- ‘In short, Sir Rod was invited into what is referred to as the ‘thinking space’ or ‘safe space’ within which government Ministers and their advisers operate when policy options are still under discussion. In this way he had confidential access to Ministers’ and senior civil servants’ views on the economic and political feasibility of different potential policies and was able to taken them into account in reaching his own independent expert conclusions. It appears... that the Study was, in effect, run and managed by the senior civil servants appointed as team leaders, but that the Study’s overall course and direction was set by Sir Rod who was responsible for its ultimate conclusions and recommendations’ (paragraph 95)
The Tribunal drew additional support that the report was an internal communication from the fact that the circulation of the Draft Report was limited, although clarified that this was not a determinative factor (paragraph 97).
In case FER0070181, a request was made to DCLG for a planning inspector’s report. DCLG deemed the report to be an internal communication, and this decision was upheld by the Commissioner. It is not clear from the case whether the planning inspector was an employee of DCLG, or self employed and contracted to the public authority for the purpose of producing the requested report. However, it is likely that the same decision would be reached whatever the relationship between the authority and the inspector. This is because the inspector “constitutes an integral part of the same legal and administrative function as that performed by the Secretary of State himself” and could therefore be said to be part of the public authority for the purposes of producing his report.
There may be other exceptions in addition to those examples cited above; it will be for the public authority to argue why it considers the communication should be covered by the exception. If case officers are unclear as to whether an additional exception to this line has arisen, they should seek advice by submitting a request from a first-tier case review.
In the case of South Gloucestershire Council v ICO and Bovis Homes Ltd (EA/2009/0032), the Tribunal found that Development Appraisals on specified land prepared by external consultants for the Council were not internal communications for the purpose of regulation 12(4)(e). The Tribunal, in considering the scope of the regulation, agreed with paragraph 94 of the Eddington decision about not adopting a ‘standard test’ as to what amounts to an internal communication. In this case, the Tribunal rejected the Council’s argument that the consultants had been embedded into the Council in a manner analogous to circumstances in the Eddington case. The Tribunal rejected this argument; the Commissioner agrees with its consideration that the substance and form of the relationship between parties and the particular circumstances and nature of the communication in question are relevant factors when assessing whether a particular communication constitutes an ‘internal communication’.
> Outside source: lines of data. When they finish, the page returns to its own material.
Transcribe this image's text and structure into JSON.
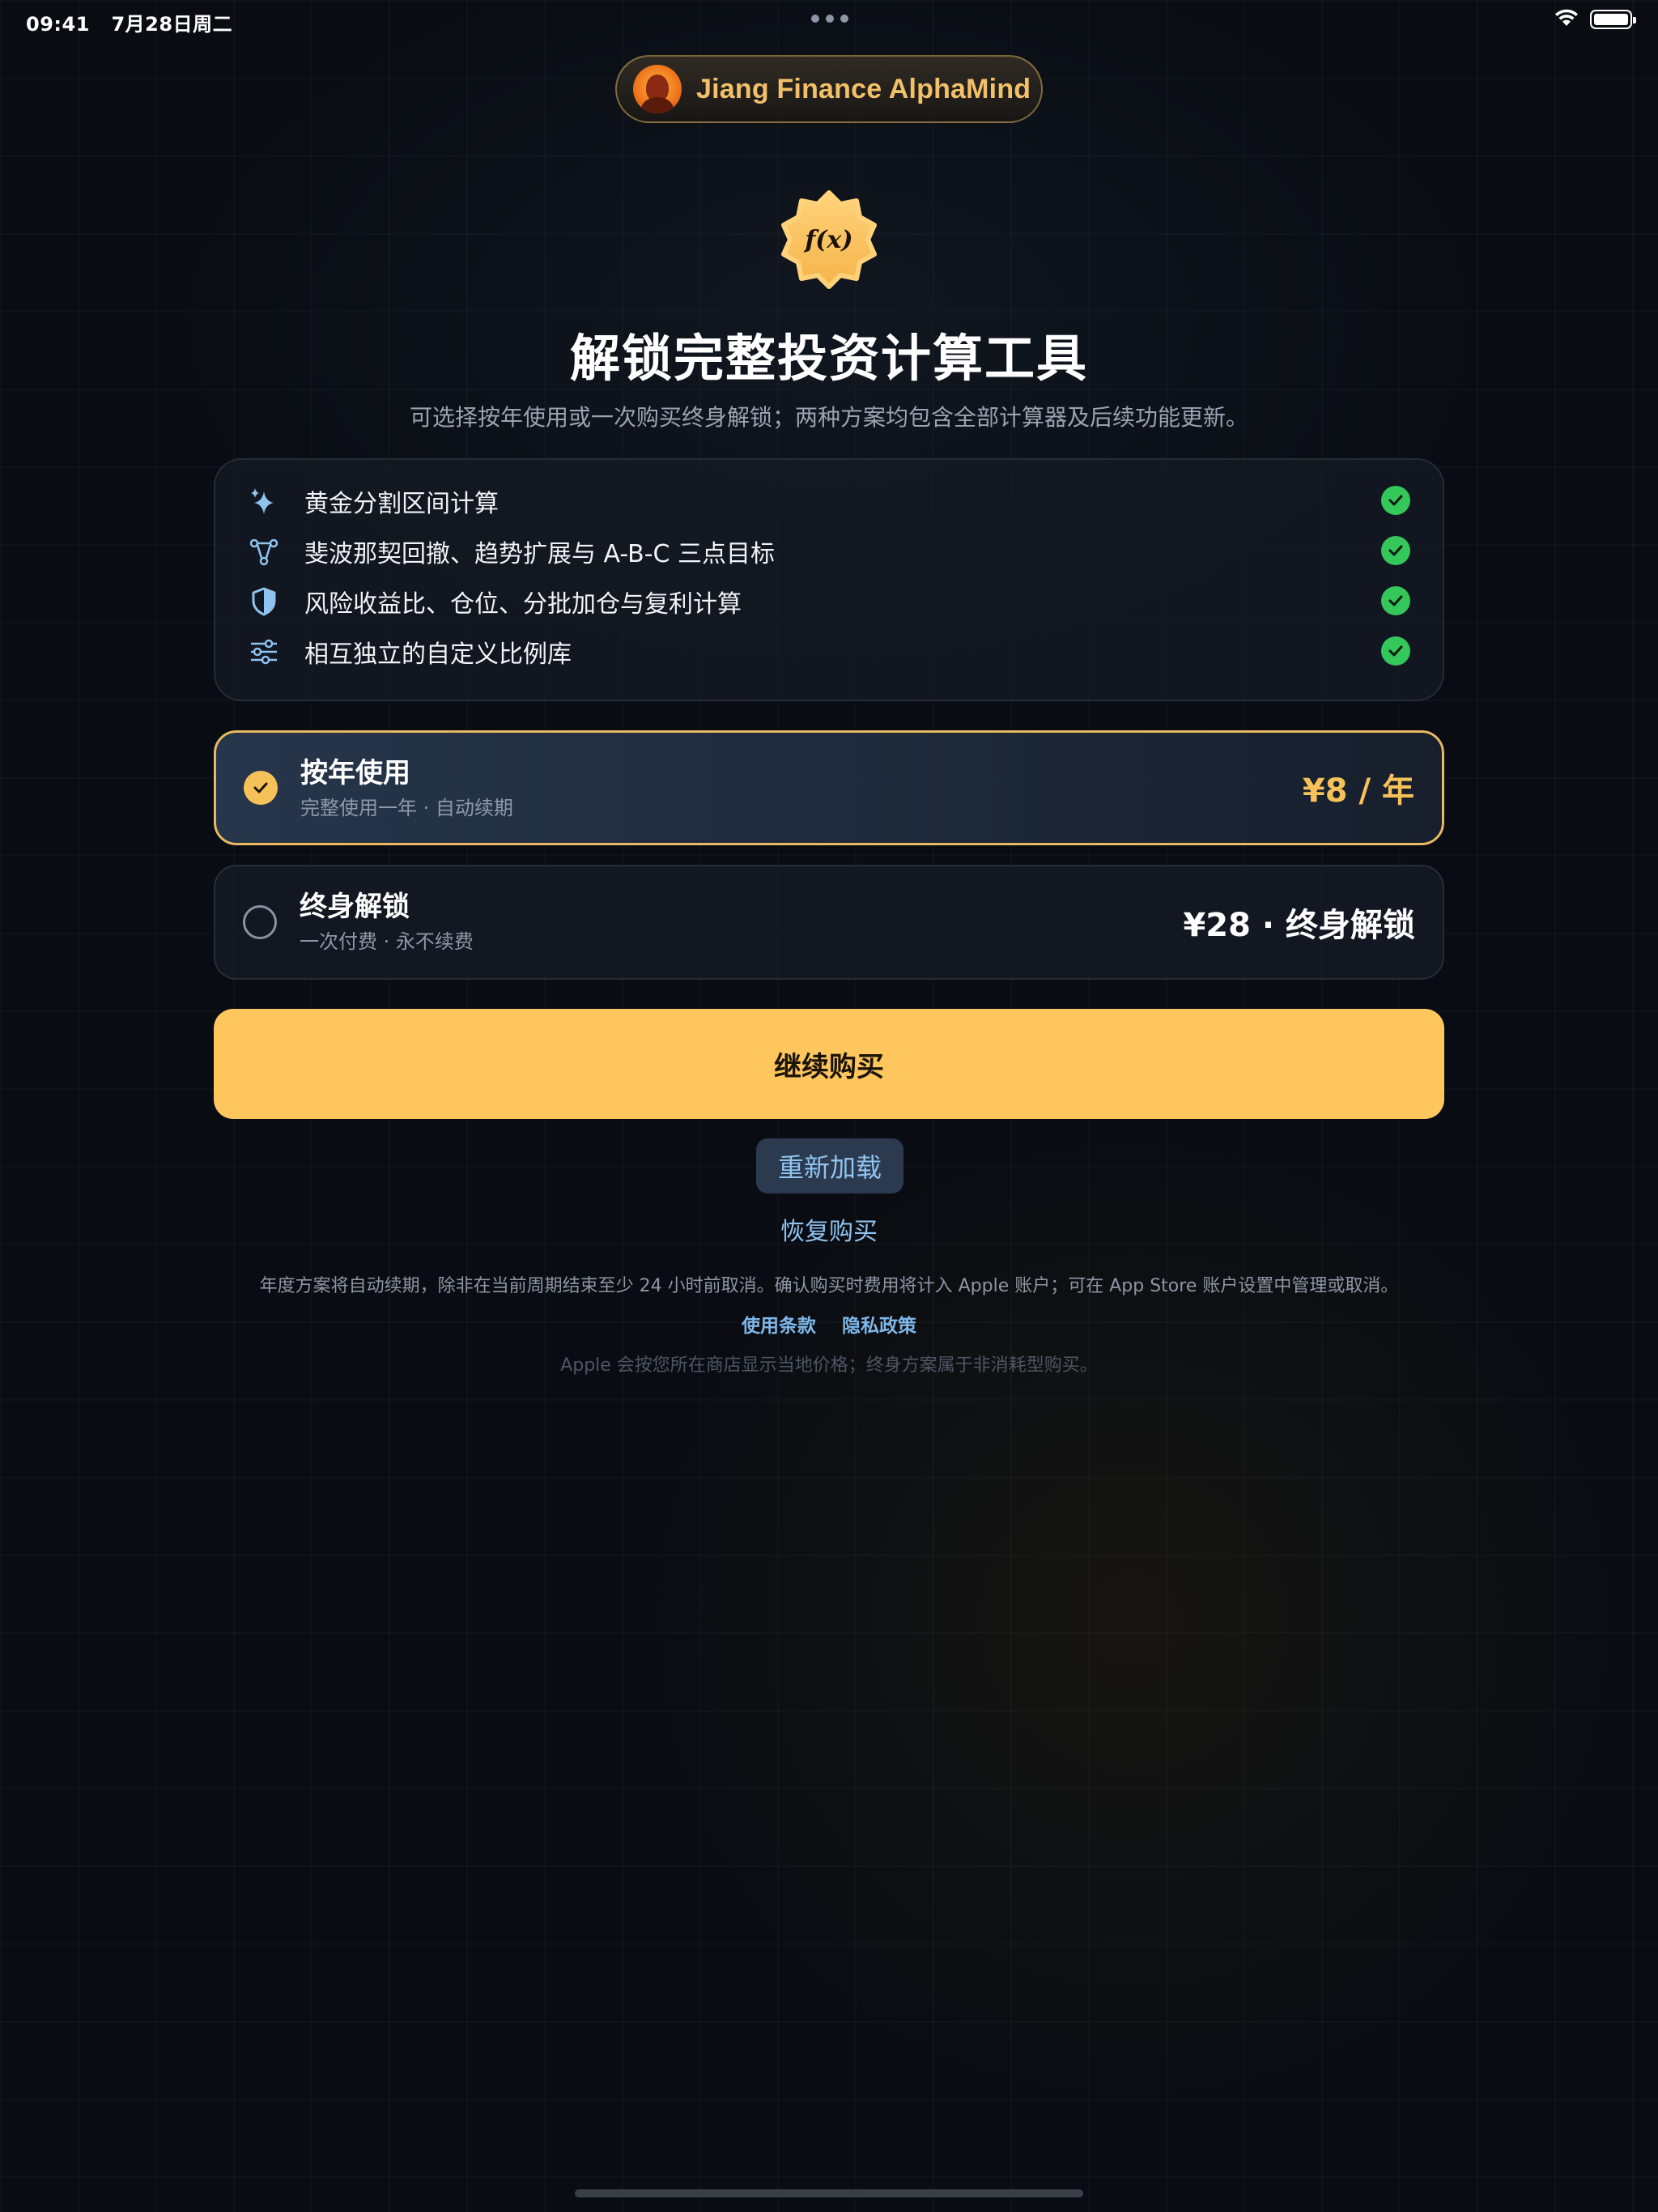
{
  "status_bar": {
    "time": "09:41",
    "date": "7月28日周二",
    "icons": [
      "wifi-icon",
      "battery-icon"
    ]
  },
  "brand": {
    "name": "Jiang Finance AlphaMind",
    "color": "#f2c069"
  },
  "hero": {
    "badge_text": "f(x)",
    "title": "解锁完整投资计算工具",
    "subtitle": "可选择按年使用或一次购买终身解锁；两种方案均包含全部计算器及后续功能更新。"
  },
  "features": [
    {
      "icon": "sparkles-icon",
      "label": "黄金分割区间计算"
    },
    {
      "icon": "network-nodes-icon",
      "label": "斐波那契回撤、趋势扩展与 A-B-C 三点目标"
    },
    {
      "icon": "shield-icon",
      "label": "风险收益比、仓位、分批加仓与复利计算"
    },
    {
      "icon": "sliders-icon",
      "label": "相互独立的自定义比例库"
    }
  ],
  "plans": {
    "yearly": {
      "name": "按年使用",
      "desc": "完整使用一年 · 自动续期",
      "price": "¥8 / 年",
      "selected": true
    },
    "lifetime": {
      "name": "终身解锁",
      "desc": "一次付费 · 永不续费",
      "price": "¥28 · 终身解锁",
      "selected": false
    }
  },
  "actions": {
    "continue_label": "继续购买",
    "reload_label": "重新加载",
    "restore_label": "恢复购买"
  },
  "legal": {
    "text": "年度方案将自动续期，除非在当前周期结束至少 24 小时前取消。确认购买时费用将计入 Apple 账户；可在 App Store 账户设置中管理或取消。",
    "terms_label": "使用条款",
    "privacy_label": "隐私政策",
    "note": "Apple 会按您所在商店显示当地价格；终身方案属于非消耗型购买。"
  },
  "colors": {
    "accent": "#ffc65e",
    "link": "#8fc4f0",
    "check": "#34c759"
  }
}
In the annex to its decision in the Department for Business, Enterprise and Regulatory Reform v Information Commissioner and Friends of the Earth, the Tribunal stated, at paragraph 4.4, that “the recording of a discussion between a government department and lobbyists is part of an internal communication and therefore regulation 12(4)(e) is engaged”. This is consistent with the line described above, in that discussions with third parties which are recorded by a public authority and communicated internally will be considered internal communications for the purposes of regulation 12(4)(e). However, recorded information provided by a third party will not constitute an internal communication, no matter how it is later disseminated by the public authority.
(v) Communications between a public authority and a wholly owned company
Wholly owned bodies are separate legal entities with responsibility for carrying out particular functions. They are deemed to be public authorities in their own right, and are therefore required to adopt publication schemes, publish information in accordance with those schemes and respond to FOI requests. The ICO does not consider that communications between wholly owned companies and other public authorities (even the public authority that established them) are internal communications for the purposes of regulation 12(4)(e).